Thursday, April 26, 2007

Me and Mommy...

...discuss the state of the world.

“Oh, stop. People don’t do that.”

“Yeah, they do, Mom. They do it all the time.”

“Why?” she asked. “Why would anyone want to do that? I can’t believe anyone would do that in this day and age.”

“Are you serious? It’s this ‘day and age’ that’s causing all the goddamned problems in the world.”

“People seriously call each other racial slurs in fights at that place?”

“Happens all the time,” I replied. “Every time something happens, it always turns racial. You know that guy Stan I’m always talking about? The guy who used to play for the Jets?”


“Someone calls that guy a n----r at least three times a night. Sometimes more.”

“Oh that’s so low class.”

“Who the hell do you think I’m dealing with every goddamned night?” I asked. “Low class? You wanna talk about low class? Believe me, you have absolutely no idea what goes on in these places. None.”

“Who’s doing this? The Guidos?”

“Pretty much. And you know what? Everybody thinks the whole thing’s so damned funny with the spiky hair and the eyebrows and all that crap, but it’s like a cancer with these kids, it really is. With a lot of them, it goes a whole hell of a lot further than just what they’re wearing or what they do to their faces and hair. A lot of these kids are just straight-up pieces of garbage.”

“I can’t wait until you get out of that job,” she said.

“Why? You think it’s only about that stupid club? These people are everywhere. They’re on the roads driving around. They’re growing up to be adults, some of them, and they’re taking these goddamned attitudes of theirs with them.”

“I don’t think any of this should be going on.”

“Any of what?” I asked.

“These nightclubs. I think it’s disgusting, the things you tell me about.”

“I don’t really mind the high-end clubs. If people have money, and they want to go out in the city and spend it and have a good time, I have no problem with that. It’s these places like mine that I can’t stand, because of the damned lack of civility around here. It’s absolutely insane how narcissistic these people are.”


“And the problem,” I interrupted, “is that they don’t just disappear when I walk out of the club at night. These kids are everywhere, and they don’t have a goddamned clue about life. Not a goddamned clue, and that’s why everything sucks, because too many people around here are just absolute pieces of crap who treat everyone else like shit, excuse my French.”
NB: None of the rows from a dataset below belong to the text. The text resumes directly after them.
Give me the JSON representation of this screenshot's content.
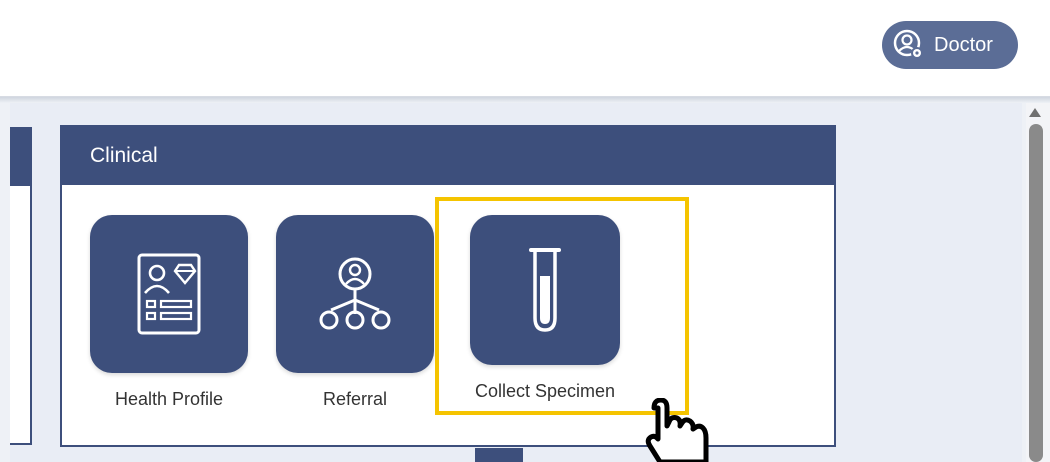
{
  "header": {
    "user_role": "Doctor"
  },
  "panel": {
    "title": "Clinical",
    "tiles": [
      {
        "label": "Health Profile",
        "icon": "health-profile-icon"
      },
      {
        "label": "Referral",
        "icon": "referral-icon"
      },
      {
        "label": "Collect Specimen",
        "icon": "test-tube-icon"
      }
    ]
  },
  "colors": {
    "panel_header": "#3d4f7c",
    "tile": "#3d4f7c",
    "highlight": "#f5c400",
    "role_button": "#5b6d96"
  }
}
“How much longer until you can quit?”

“Are you even listening? This has nothing to do with my job! There’s just this attitude that too many people have in New York where if they don’t know you, you’re automatically an enemy. They can’t coexist with anyone else. It’s not like they can just go about their lives and leave people alone. Everybody has to be openly hostile to everyone else. On the road, in the store, in the club, on the phone, on the train…everywhere.”

“They way people drive in this…”

“Driving? Driving? Don’t even get me started on driving. People drive like they know what they’re doing, and they don’t. They tailgate and weave through traffic, and they’re not good enough drivers to do it. They don’t have the skills. I wanna go up to every idiot who cuts me off and say, ‘You’re not a good enough driver to be going around not signaling turns,’ because they’re not. Trust me on that. I was a professional driver for years. I could do shit in my car that would make your heart stop, but I don’t. If these people really wanna race, I’d kill them, but you can’t do that because you supposedly have to have some respect for the other people on the road, although you wouldn’t know it around here.”

“I went to the defensive driving course,” she said, “and…”

“It’s a cancer. These people don’t have a damned clue. It’s like the lady who walked by with the stroller when I was mowing your lawn last summer. You’d figure she’d be smart about it and wait until I was looking so I could take the mower to the other side and let her go by, or maybe she should have gone to the other side of the street, but no. Just abject stupidity. I turn around and she’s standing right next to a running lawn mower with a baby in a stroller. I mean, how goddamned stupid do you have to be? These people have no idea, because nothing bad ever happened to them before, and they don’t pay attention to any of the bad shit that happens to anyone else because they’re too wrapped up in themselves and their own ignorance.”

“Now that was ridiculous. These young mothers don’t understand…”

“No,” I said. “They don’t. When I was a kid, we knew how to cross the street. You wait until it’s clear and then you run across. Then I grew up and got a driver’s license and I couldn’t understand why people kept wandering out into the middle of the road thinking I’m supposed to stop for them. Then when someone gets hit, they run straight to their Congressman and demand a traffic light or a stop sign, which nobody’s gonna stop at anyway because nobody gives a crap about obeying the law in the first place.”

“I think you really need a vacation.”

“I don’t need a vacation. I need to go to sleep, and when I wake up, I need for the collective IQ of the greater New York area to be higher than sixty-five. That’s what I need. Half the people I meet these days are so goddamned stupid they should be wearing helmets.”